Even if our impecunious state government had the funds to resurrect its former but richly unlamented trade programs, this really is a policy area where a bit of humility should trump a lump of hubris. International trade, it should be understood, is preeminently a function of macroeconomic factors and policy decisions taken by national governments and central banks. Even in a state as large as California, the chief executive simply lacks the power to influence international trade flows to a statistically appreciable extent, particularly in the near-term. As much as California politicians might like to boast that, were it a sovereign nation, the Golden State would rank as the world’s eighth largest economy, it is not. Rather, it is an integral part of a tightly woven, continent-wide marketplace whose major economic levers are pulled in Washington, D.C., and New York City. And it is increasingly being drawn into a global economy whose future seems increasingly likely to be determined by forces well beyond our shores.

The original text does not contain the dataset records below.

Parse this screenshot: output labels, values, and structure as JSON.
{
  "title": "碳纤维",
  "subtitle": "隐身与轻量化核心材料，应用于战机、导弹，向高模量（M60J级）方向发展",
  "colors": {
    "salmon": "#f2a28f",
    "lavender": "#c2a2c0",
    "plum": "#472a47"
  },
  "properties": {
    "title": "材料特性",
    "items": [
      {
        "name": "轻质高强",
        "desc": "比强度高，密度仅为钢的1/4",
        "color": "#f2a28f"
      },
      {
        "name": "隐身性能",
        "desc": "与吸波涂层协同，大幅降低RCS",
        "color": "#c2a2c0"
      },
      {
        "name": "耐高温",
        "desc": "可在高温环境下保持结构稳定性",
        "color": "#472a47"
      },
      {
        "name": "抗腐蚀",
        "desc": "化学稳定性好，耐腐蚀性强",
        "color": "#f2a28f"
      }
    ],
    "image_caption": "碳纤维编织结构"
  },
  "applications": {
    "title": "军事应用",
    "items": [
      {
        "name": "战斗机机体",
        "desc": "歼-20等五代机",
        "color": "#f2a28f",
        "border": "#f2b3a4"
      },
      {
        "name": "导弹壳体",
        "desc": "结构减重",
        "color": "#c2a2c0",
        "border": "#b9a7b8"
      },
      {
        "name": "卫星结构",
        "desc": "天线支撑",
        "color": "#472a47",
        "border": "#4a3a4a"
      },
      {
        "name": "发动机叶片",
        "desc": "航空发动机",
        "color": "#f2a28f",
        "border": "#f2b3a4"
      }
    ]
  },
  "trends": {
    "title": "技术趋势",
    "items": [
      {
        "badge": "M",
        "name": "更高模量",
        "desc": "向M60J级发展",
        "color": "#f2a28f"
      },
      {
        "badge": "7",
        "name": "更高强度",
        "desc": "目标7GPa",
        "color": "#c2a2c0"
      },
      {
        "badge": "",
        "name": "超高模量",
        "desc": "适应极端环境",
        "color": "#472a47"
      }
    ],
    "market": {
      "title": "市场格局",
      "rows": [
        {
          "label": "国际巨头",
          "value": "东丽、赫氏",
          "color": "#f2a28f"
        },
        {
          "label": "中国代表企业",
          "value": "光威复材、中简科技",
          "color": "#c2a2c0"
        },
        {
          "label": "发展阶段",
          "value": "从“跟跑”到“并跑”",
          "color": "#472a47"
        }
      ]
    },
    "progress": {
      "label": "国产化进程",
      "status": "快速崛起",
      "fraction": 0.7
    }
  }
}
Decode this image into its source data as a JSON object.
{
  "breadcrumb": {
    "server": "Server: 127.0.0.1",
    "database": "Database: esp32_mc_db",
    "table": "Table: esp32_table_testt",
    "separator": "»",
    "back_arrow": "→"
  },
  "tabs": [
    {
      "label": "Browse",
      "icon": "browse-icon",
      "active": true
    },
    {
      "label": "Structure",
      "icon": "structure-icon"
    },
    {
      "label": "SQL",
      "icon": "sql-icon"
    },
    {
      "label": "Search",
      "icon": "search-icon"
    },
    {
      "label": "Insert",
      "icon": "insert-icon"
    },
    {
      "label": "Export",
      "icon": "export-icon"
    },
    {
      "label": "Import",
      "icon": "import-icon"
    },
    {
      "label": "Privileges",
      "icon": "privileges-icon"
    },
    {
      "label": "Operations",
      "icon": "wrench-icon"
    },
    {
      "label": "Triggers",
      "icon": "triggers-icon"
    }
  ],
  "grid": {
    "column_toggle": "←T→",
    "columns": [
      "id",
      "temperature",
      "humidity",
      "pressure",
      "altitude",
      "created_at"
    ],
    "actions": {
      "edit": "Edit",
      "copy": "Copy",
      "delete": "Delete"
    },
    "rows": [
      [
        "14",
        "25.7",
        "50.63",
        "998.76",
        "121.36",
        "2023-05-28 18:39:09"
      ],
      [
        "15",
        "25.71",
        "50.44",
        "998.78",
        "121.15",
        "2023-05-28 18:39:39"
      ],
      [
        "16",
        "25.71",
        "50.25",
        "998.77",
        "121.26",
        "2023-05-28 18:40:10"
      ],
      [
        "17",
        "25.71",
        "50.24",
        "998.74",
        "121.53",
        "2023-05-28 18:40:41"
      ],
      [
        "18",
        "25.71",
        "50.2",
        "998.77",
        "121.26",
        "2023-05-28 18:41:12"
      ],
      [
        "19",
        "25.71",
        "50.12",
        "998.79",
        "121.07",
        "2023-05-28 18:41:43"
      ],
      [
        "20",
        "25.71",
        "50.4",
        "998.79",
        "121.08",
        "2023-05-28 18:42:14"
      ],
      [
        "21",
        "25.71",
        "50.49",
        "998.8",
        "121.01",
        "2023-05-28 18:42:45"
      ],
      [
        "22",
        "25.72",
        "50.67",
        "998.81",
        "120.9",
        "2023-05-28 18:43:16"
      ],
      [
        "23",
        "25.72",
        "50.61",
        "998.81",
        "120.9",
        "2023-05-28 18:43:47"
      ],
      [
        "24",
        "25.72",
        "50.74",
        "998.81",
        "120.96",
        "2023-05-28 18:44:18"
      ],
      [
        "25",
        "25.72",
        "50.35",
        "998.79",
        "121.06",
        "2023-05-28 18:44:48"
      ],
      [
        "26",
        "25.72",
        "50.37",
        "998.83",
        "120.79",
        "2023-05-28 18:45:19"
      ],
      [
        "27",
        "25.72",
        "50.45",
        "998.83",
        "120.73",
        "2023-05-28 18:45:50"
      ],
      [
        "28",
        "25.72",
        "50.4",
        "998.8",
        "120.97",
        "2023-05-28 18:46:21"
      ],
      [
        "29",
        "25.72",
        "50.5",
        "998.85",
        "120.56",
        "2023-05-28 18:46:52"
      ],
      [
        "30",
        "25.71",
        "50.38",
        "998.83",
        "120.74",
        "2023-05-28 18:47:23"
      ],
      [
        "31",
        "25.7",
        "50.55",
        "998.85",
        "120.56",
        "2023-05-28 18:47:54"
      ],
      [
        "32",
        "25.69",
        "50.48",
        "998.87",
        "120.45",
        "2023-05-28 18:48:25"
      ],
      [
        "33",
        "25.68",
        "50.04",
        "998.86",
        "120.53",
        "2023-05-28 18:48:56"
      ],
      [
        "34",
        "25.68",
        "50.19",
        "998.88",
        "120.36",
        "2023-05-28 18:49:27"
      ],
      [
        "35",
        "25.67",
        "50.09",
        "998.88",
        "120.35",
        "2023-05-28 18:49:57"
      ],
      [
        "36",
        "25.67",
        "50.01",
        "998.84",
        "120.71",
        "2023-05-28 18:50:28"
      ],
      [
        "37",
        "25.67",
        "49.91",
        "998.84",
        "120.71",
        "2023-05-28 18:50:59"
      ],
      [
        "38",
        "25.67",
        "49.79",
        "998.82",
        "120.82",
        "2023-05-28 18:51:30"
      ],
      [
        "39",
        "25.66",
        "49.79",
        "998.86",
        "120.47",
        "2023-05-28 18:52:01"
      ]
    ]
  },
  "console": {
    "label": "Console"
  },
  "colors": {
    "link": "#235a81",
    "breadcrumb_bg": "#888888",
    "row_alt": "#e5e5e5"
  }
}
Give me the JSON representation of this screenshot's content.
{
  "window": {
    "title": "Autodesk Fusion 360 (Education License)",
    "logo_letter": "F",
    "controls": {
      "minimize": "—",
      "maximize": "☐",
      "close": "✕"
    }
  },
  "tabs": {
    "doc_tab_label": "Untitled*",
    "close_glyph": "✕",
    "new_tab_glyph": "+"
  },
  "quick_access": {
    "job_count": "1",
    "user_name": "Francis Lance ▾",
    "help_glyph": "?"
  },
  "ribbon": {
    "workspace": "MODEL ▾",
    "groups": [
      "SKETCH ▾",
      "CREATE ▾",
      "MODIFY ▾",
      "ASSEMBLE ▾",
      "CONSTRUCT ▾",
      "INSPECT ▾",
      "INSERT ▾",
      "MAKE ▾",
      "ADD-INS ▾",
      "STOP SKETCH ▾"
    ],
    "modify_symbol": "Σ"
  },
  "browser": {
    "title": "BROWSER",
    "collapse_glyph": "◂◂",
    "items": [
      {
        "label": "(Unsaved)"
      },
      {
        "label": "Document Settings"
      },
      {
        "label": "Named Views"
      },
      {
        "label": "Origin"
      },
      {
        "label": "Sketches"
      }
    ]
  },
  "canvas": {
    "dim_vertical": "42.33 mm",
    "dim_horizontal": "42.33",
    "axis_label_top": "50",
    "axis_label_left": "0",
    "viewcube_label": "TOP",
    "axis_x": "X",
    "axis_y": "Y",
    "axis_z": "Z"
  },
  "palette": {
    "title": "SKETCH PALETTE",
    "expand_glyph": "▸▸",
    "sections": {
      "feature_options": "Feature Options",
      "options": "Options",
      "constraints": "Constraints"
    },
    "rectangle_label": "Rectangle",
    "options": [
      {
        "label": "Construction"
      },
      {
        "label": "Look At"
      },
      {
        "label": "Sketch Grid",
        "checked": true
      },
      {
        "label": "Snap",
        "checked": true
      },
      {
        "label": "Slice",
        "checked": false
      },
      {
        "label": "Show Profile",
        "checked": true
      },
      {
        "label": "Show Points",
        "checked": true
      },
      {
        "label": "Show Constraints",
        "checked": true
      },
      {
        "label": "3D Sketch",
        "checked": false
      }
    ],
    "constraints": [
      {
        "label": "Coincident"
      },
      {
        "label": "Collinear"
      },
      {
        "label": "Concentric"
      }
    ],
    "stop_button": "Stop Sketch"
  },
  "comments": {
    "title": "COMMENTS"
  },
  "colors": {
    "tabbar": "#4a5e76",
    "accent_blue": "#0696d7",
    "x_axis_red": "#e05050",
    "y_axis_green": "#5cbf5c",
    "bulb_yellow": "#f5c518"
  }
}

While export promotion has been a dubious state enterprise, enhancing the state’s economic competitiveness in a global marketplace is an obligation not to be shirked.

In this regard, a governor’s responsibility starts at home with some less than glamorous fundamentals. In particular, he must champion efforts to build a workforce with the education and adaptive skills globally competitive companies will need to succeed in a rapidly changing competitive environment. He must also deal with a crippling under-investment in the state’s infrastructure, especially where the movement of goods is involved.

Instead of jetting off on overseas trade missions, the governor should recognize that, in furthering California’s interests in the global economy, the most important “foreign capital” is Washington, D.C. Rather than trying to pretend to be dabbling in business, this is a milieu in which a consummate politician should thrive. In particular, the governor should strive to ensure that federal trade policy better reflects the often distinctive interests of California’s diverse mix of industries. California, for example, has an enormous stake in easing existing controls on certain technology exports to America’s closest allies.

To identify and clarify other compelling international trade interests, the governor would profit from ongoing advice and guidance from executives from both the largest multinational corporations and the smallest exporters. Perhaps this advisory function could be assigned to Commission for Economic Development, chaired by the lieutenant governor.

While export promotion may not be an activity with which state government should be trusted, promoting California as a place for foreign investment is an unambiguously legitimate function state government can play.

Despite reputedly having a hostile business climate, California actually receives more foreign direct investment than any other state. Foreign-owned companies currently employ some 600,000 California workers. They tend to be concentrated in high value-added industries, they account for a disproportionately large share of our import-export trade, and their operations frequently entail transfers of valuable technology to California.

Whether because of xenophobia or an obsession with the political charade of export promotion, state policymakers have failed to devise a coherent strategy for persuading more foreign companies to establish a presence here. That is a lapse California can no longer afford in an age when more and more of the world’s supply of capital resides outside this country.

To help lay the groundwork for an investment attraction strategy, the governor might usefully form an advisory panel of foreign executives doing business in California to identify what exactly attracts foreign firms to California and equally what troubles them about doing business here. Information gained from this panel of foreign executives might even provide the governor and legislative leadership with a helpful template for broader regulatory reforms, especially since the panel’s views would apt to be less afflicted with the right-wing predispositions of pretty much every major organization that currently purports to represent the interests of business in California.